PROBLEM DETAILS: Please copy the records below word for word, leaving out the pictures.
━━━━━━━━━━━━━━━━━━━━
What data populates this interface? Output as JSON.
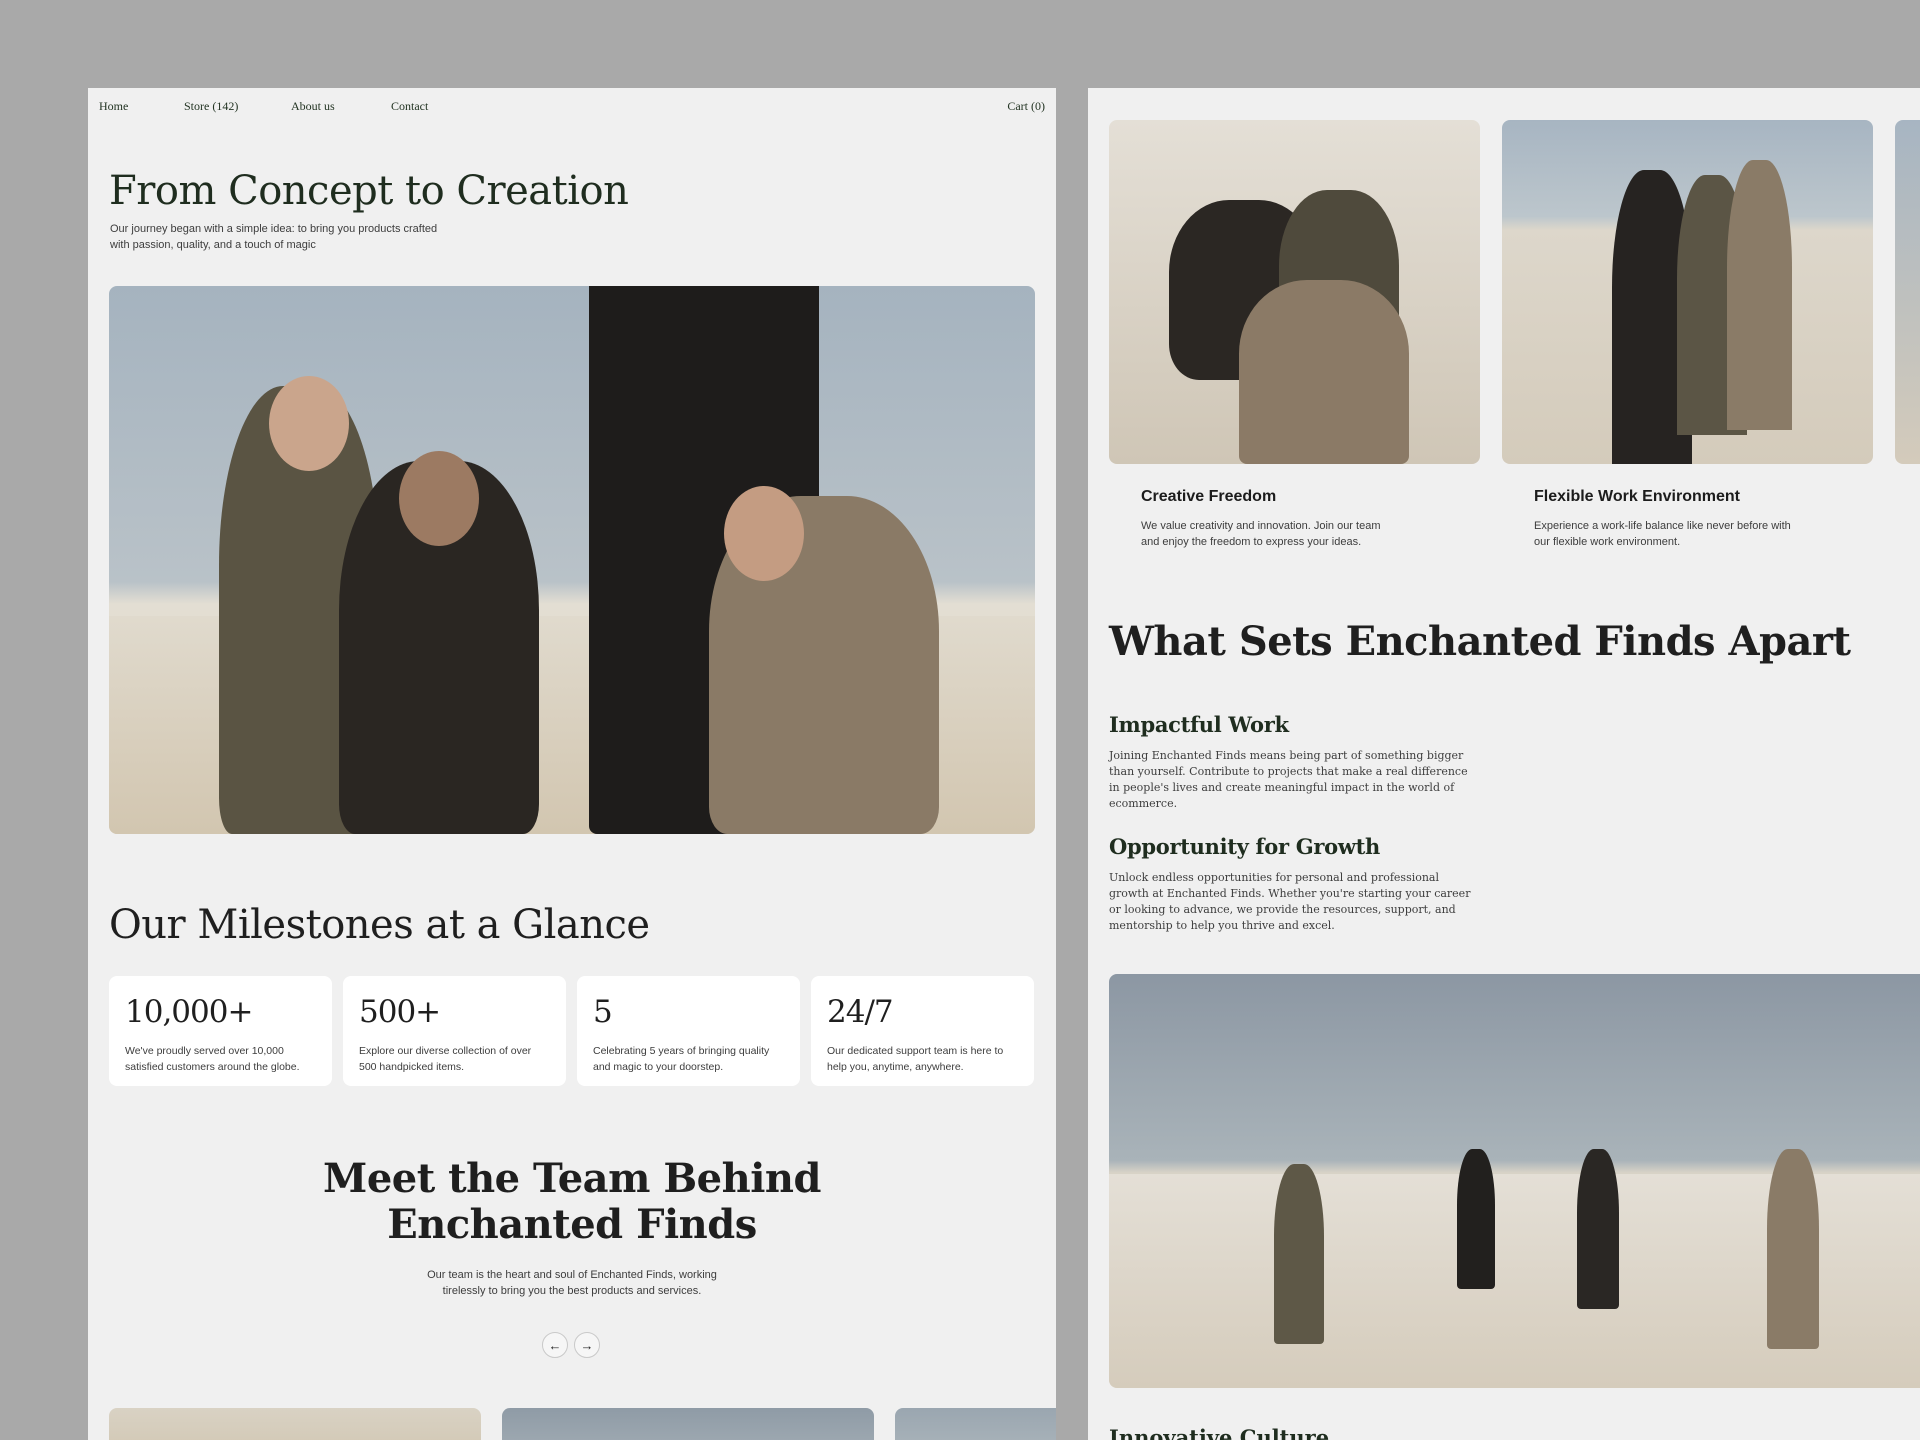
{
  "nav": {
    "home": "Home",
    "store": "Store (142)",
    "about": "About us",
    "contact": "Contact",
    "cart": "Cart (0)"
  },
  "hero": {
    "title": "From Concept to Creation",
    "subtitle": "Our journey began with a simple idea: to bring you products crafted with passion, quality, and a touch of magic"
  },
  "milestones": {
    "title": "Our Milestones at a Glance",
    "stats": [
      {
        "value": "10,000+",
        "desc": "We've proudly served over 10,000 satisfied customers around the globe."
      },
      {
        "value": "500+",
        "desc": "Explore our diverse collection of over 500 handpicked items."
      },
      {
        "value": "5",
        "desc": "Celebrating 5 years of bringing quality and magic to your doorstep."
      },
      {
        "value": "24/7",
        "desc": "Our dedicated support team is here to help you, anytime, anywhere."
      }
    ]
  },
  "team": {
    "title_line1": "Meet the Team Behind",
    "title_line2": "Enchanted Finds",
    "subtitle": "Our team is the heart and soul of Enchanted Finds, working tirelessly to bring you the best products and services.",
    "prev_icon": "←",
    "next_icon": "→"
  },
  "benefits": [
    {
      "title": "Creative Freedom",
      "desc": "We value creativity and innovation. Join our team and enjoy the freedom to express your ideas."
    },
    {
      "title": "Flexible Work Environment",
      "desc": "Experience a work-life balance like never before with our flexible work environment."
    }
  ],
  "apart": {
    "title": "What Sets Enchanted Finds Apart",
    "items": [
      {
        "title": "Impactful Work",
        "desc": "Joining Enchanted Finds means being part of something bigger than yourself. Contribute to projects that make a real difference in people's lives and create meaningful impact in the world of ecommerce."
      },
      {
        "title": "Opportunity for Growth",
        "desc": "Unlock endless opportunities for personal and professional growth at Enchanted Finds. Whether you're starting your career or looking to advance, we provide the resources, support, and mentorship to help you thrive and excel."
      }
    ],
    "next_heading": "Innovative Culture"
  },
  "colors": {
    "page_bg": "#a9a9a9",
    "panel_bg": "#f0f0f0",
    "card_bg": "#ffffff",
    "heading_green": "#1f2d1f"
  }
}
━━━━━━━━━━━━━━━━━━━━
ANSWER TO THE PROBLEM:
What data populates this interface? Output as JSON.
{
  "nav": {
    "home": "Home",
    "store": "Store (142)",
    "about": "About us",
    "contact": "Contact",
    "cart": "Cart (0)"
  },
  "hero": {
    "title": "From Concept to Creation",
    "subtitle": "Our journey began with a simple idea: to bring you products crafted with passion, quality, and a touch of magic"
  },
  "milestones": {
    "title": "Our Milestones at a Glance",
    "stats": [
      {
        "value": "10,000+",
        "desc": "We've proudly served over 10,000 satisfied customers around the globe."
      },
      {
        "value": "500+",
        "desc": "Explore our diverse collection of over 500 handpicked items."
      },
      {
        "value": "5",
        "desc": "Celebrating 5 years of bringing quality and magic to your doorstep."
      },
      {
        "value": "24/7",
        "desc": "Our dedicated support team is here to help you, anytime, anywhere."
      }
    ]
  },
  "team": {
    "title_line1": "Meet the Team Behind",
    "title_line2": "Enchanted Finds",
    "subtitle": "Our team is the heart and soul of Enchanted Finds, working tirelessly to bring you the best products and services.",
    "prev_icon": "←",
    "next_icon": "→"
  },
  "benefits": [
    {
      "title": "Creative Freedom",
      "desc": "We value creativity and innovation. Join our team and enjoy the freedom to express your ideas."
    },
    {
      "title": "Flexible Work Environment",
      "desc": "Experience a work-life balance like never before with our flexible work environment."
    }
  ],
  "apart": {
    "title": "What Sets Enchanted Finds Apart",
    "items": [
      {
        "title": "Impactful Work",
        "desc": "Joining Enchanted Finds means being part of something bigger than yourself. Contribute to projects that make a real difference in people's lives and create meaningful impact in the world of ecommerce."
      },
      {
        "title": "Opportunity for Growth",
        "desc": "Unlock endless opportunities for personal and professional growth at Enchanted Finds. Whether you're starting your career or looking to advance, we provide the resources, support, and mentorship to help you thrive and excel."
      }
    ],
    "next_heading": "Innovative Culture"
  },
  "colors": {
    "page_bg": "#a9a9a9",
    "panel_bg": "#f0f0f0",
    "card_bg": "#ffffff",
    "heading_green": "#1f2d1f"
  }
}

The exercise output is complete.